I'm sharing some experiences and ideas from the recent busy bag exchange I posted. You can read part 1 here and part 2 here. You can see the rest of the ideas I gathered for the swap on this google doc .
This unit has been expanded. So, make sure and check out the additional printables here . We are so excited to share our very first unit with you! We hope by providing these materials to you free of charge, it will make your life easier! Lesson Plan: The lesson plan includes all the lessons for the week, as well as optional ideas. Items following the lesson plan are just the printables or links to websites we used to teach these plans.
My kids both LOVE to get Buddy Bucks! I should confess that Buddy Bucks are what makes our shopping trips easier. I often remind the kids (when they are arguing or in each other's space in the cart) "That is not Buddy Buck Behavior!" and it helps (only because occasionally we've had to leave without getting one before because we didn't "earn" it). If you aren't familiar with the Buddy Buck system, you get a Buddy Buck from your cashier and put it in the machine to spin and win points.
Is anyone else tired of seeing this tablecloth? Tangrams are an ancient Chinese puzzle game using the 7 geometric pieces that make up a standard square to form thousands of different designs. Tangram puzzles can be simple (like the ones pictures above) to very difficult where only the silhouette of the design is shown and you have to figure out how to use the 7 tans to "solve the problem." A 7-piece Tangram set cut from craft foam and a ring of puzzles in a little zippered fabric bag is my current "go to" gift for the young school-aged set. This is the tangram template I used for the set above (you can print a small or large version) and this site has lots of printable tangram puzzle patterns . I printed out several of the 4 to a page puzzles, cut them out and had them laminated 2 per side.

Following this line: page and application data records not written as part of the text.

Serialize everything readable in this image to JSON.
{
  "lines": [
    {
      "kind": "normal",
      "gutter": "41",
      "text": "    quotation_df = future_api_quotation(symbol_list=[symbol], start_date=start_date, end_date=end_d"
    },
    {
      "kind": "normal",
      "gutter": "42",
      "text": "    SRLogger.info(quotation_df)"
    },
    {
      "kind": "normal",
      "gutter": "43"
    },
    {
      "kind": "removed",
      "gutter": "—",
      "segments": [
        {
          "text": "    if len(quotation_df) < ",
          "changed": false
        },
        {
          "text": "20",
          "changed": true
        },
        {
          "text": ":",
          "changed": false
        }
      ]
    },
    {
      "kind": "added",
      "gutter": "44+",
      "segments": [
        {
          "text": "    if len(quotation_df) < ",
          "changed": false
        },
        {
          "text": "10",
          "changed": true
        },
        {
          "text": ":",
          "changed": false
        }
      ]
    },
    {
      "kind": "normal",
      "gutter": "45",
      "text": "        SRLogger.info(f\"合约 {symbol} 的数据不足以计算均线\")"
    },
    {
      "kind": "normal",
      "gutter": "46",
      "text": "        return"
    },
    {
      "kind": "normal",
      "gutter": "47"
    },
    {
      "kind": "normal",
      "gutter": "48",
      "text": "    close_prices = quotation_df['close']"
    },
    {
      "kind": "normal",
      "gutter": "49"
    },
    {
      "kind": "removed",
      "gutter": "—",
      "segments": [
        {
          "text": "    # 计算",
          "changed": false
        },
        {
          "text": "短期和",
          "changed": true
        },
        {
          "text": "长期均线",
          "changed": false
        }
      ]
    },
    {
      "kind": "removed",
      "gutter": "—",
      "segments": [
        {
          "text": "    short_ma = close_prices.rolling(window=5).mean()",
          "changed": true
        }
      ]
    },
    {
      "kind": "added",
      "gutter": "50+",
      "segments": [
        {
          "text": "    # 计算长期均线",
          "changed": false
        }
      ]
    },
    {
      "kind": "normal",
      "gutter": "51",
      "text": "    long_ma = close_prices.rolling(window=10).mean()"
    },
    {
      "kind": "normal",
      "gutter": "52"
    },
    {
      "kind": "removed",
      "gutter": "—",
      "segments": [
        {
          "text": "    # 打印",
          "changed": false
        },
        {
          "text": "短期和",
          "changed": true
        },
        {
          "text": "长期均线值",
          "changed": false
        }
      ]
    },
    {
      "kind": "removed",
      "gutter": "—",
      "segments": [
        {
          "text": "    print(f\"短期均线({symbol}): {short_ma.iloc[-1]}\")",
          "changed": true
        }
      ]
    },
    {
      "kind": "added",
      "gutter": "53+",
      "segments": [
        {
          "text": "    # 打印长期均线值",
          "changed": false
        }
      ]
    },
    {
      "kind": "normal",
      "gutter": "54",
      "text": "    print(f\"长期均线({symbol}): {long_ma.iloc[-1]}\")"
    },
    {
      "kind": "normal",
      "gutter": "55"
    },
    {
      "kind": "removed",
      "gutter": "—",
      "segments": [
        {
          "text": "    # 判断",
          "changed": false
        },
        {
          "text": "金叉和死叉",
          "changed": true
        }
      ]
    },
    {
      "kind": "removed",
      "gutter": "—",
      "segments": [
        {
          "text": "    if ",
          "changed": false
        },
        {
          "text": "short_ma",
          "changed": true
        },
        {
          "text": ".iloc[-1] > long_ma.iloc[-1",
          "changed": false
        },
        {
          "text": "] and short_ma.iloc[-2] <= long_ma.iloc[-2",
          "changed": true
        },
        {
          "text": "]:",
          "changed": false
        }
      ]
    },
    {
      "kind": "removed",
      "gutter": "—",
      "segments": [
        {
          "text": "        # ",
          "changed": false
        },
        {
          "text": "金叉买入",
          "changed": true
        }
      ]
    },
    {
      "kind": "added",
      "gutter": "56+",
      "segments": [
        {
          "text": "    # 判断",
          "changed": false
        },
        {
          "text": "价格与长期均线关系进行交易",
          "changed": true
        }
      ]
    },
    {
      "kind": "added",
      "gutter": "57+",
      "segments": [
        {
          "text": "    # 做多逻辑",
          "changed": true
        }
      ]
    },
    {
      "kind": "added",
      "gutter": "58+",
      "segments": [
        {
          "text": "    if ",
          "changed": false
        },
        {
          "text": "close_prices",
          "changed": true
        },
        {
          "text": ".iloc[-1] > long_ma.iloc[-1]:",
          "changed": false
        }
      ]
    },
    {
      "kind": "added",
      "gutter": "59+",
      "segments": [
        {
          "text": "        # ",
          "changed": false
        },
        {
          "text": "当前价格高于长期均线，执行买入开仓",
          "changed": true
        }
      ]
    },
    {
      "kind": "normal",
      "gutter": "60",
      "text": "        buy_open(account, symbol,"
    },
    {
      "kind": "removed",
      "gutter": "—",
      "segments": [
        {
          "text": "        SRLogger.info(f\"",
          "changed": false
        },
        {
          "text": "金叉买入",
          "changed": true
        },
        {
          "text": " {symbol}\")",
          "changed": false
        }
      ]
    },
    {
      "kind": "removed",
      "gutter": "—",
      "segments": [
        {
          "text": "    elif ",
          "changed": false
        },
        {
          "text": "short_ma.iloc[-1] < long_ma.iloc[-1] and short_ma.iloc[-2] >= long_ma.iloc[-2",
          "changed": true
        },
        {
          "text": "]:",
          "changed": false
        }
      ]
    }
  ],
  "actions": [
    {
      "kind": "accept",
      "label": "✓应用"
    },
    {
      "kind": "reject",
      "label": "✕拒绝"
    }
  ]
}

by Melanie Haiken Nothing derails a family road trip faster than bored backseat passengers. A well-stocked activity bag can mute the "Are we there yet?" melody from the rear and help you log some serious miles in peace. How elaborate your activity bag should be depends on the length of your trip, how many children you'll need to entertain, and their ages and attention spans. These parent- and kid-tested supplies will help you motor without meltdowns.